has consumed hours of my time. That I once lived and worked in Port Huron, and overlooked this particular piece of the city’s
marine history, is difficult to understand.
The Jenks Shipbuilding Company was well known as a builder of steel ships at the turn of the century,
and before that, numerous vessels were built and launched on the Black River, at Port Huron. The earliest known vessel built
there was the General Gratiot, an 84-foot-long side-wheel steamship. It was built by Augustus Jones in 1831 For Francis P.
Browning, who offered passenger and cargo service between Fort Gratiot and Detroit.
Another early vessel from Port Huron was the Temperance, a 60-foot sloop owned and possibly built
by William Austin in 1839.
James Moffat and Daniel Runnels built and operated ferry boats for the Port Huron and Sarnia Ferry
Line before the Blue Water Bridge was built. Moffat was also known for his ship recovery business and also in 1864 was the

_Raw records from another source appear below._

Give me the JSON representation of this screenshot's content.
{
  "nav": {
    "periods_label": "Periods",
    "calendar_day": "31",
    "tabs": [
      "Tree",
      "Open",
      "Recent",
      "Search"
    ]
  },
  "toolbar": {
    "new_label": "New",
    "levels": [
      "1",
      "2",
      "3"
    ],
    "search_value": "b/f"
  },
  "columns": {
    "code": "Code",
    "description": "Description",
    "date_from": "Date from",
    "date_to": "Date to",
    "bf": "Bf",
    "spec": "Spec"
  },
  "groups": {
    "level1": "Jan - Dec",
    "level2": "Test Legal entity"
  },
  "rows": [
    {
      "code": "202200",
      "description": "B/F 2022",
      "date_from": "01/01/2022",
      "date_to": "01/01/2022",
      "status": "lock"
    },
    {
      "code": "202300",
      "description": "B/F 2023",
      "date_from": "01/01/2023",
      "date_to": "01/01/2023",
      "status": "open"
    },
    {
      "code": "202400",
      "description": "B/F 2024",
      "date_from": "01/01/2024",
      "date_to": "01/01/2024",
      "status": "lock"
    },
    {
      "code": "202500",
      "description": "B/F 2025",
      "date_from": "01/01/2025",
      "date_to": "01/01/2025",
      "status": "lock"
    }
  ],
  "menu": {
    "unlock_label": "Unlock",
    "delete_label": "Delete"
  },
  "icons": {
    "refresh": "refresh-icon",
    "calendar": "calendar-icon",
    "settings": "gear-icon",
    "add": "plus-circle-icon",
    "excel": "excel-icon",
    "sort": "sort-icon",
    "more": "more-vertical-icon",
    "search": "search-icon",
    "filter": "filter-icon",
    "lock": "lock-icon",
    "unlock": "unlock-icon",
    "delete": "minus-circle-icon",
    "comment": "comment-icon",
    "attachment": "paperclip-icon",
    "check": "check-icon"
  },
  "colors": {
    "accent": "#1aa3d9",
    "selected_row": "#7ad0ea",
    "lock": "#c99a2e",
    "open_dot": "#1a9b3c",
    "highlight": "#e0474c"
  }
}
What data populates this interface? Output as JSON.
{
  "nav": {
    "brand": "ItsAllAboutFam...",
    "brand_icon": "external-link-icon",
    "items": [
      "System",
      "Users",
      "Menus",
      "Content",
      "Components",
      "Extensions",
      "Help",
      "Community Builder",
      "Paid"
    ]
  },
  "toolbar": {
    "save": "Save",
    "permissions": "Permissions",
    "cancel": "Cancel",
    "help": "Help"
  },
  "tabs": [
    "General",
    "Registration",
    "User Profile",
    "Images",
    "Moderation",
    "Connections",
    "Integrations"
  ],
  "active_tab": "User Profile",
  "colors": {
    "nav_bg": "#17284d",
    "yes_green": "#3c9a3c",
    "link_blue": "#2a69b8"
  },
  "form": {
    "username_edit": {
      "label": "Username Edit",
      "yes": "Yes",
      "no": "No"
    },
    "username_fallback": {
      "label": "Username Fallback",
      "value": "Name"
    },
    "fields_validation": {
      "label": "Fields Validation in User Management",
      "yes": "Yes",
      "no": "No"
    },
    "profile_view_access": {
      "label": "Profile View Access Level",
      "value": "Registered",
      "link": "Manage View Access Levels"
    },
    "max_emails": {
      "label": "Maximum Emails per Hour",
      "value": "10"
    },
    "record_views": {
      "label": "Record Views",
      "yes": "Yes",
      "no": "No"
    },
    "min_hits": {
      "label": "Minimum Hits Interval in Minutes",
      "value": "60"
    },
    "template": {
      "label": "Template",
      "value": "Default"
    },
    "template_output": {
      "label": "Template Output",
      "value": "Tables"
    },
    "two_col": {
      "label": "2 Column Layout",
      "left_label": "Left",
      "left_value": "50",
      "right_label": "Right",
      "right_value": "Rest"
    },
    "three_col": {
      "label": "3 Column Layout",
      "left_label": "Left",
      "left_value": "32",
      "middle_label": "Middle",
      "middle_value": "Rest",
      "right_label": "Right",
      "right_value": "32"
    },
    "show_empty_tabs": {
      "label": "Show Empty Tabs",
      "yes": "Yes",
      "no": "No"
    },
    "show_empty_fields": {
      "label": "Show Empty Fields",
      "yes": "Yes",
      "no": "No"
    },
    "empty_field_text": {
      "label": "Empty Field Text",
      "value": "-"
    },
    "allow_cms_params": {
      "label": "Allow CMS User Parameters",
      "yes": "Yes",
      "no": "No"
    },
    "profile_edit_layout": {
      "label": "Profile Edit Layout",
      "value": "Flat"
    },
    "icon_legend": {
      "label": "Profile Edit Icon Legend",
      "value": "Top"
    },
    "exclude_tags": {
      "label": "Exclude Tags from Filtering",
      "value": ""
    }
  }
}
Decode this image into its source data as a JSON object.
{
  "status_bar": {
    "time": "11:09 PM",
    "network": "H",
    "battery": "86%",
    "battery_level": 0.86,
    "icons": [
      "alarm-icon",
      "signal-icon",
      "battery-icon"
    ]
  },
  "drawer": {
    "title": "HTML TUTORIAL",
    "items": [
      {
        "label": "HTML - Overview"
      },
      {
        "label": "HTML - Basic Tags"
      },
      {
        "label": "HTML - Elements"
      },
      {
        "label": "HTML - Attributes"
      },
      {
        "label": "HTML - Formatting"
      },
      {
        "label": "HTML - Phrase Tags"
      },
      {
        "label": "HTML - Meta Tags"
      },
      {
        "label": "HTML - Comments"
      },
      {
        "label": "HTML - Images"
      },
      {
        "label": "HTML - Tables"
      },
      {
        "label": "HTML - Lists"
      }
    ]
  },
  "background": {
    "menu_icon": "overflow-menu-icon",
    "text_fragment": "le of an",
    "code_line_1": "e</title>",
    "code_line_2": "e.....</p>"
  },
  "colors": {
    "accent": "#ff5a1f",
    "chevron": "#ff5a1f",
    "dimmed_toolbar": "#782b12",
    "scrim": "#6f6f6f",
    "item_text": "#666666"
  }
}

builder of the tug Kate Moffat, which towed large rafts of lumber on Lake Huron and on the St. Clair River.
But then there was the steamship City of Port Huron, plus one or two other vessels, launched by J.
P. Arnold at Port Huron. Local historians failed to ever mention Arnold as part of the shipbuilding trade.
Old news clippings listed the schooners Mary A. Daryaw and Lyman M. Davis as having also been built
by J. P. Arnold. The Daryaw was launched at Port Huron as the Kewaunee in 1866 and the Davis was built at Muskegon in 1873.
The City of Port Huron was a wooden steamship. It measured 169 feet and designed as a bulk freight
carrier. It operated for nine years on the lakes, from 1867 until the day the hull failed and the steamer sank in Lake Huron,
off Lexington, on September 4, 1876. The ship was carrying a load of iron ore when it foundered in 35 feet of water.
Because it sank in such shallow water, the crew was able to hang in the ship’s rigging until
help arrived. One news story suggested that the ship was overloaded and as the ship’s coal was burned aft, the weight
of the ore in the forward hold caused the bow to drop below the water line. The pumps were unable to keep up.
The captain, who remained unnamed, denied the news story. He said the ship always looked like that,
with its bow deep in the water.
The machinery and upper works were salvaged by the wrecking tug Monitor in 1877.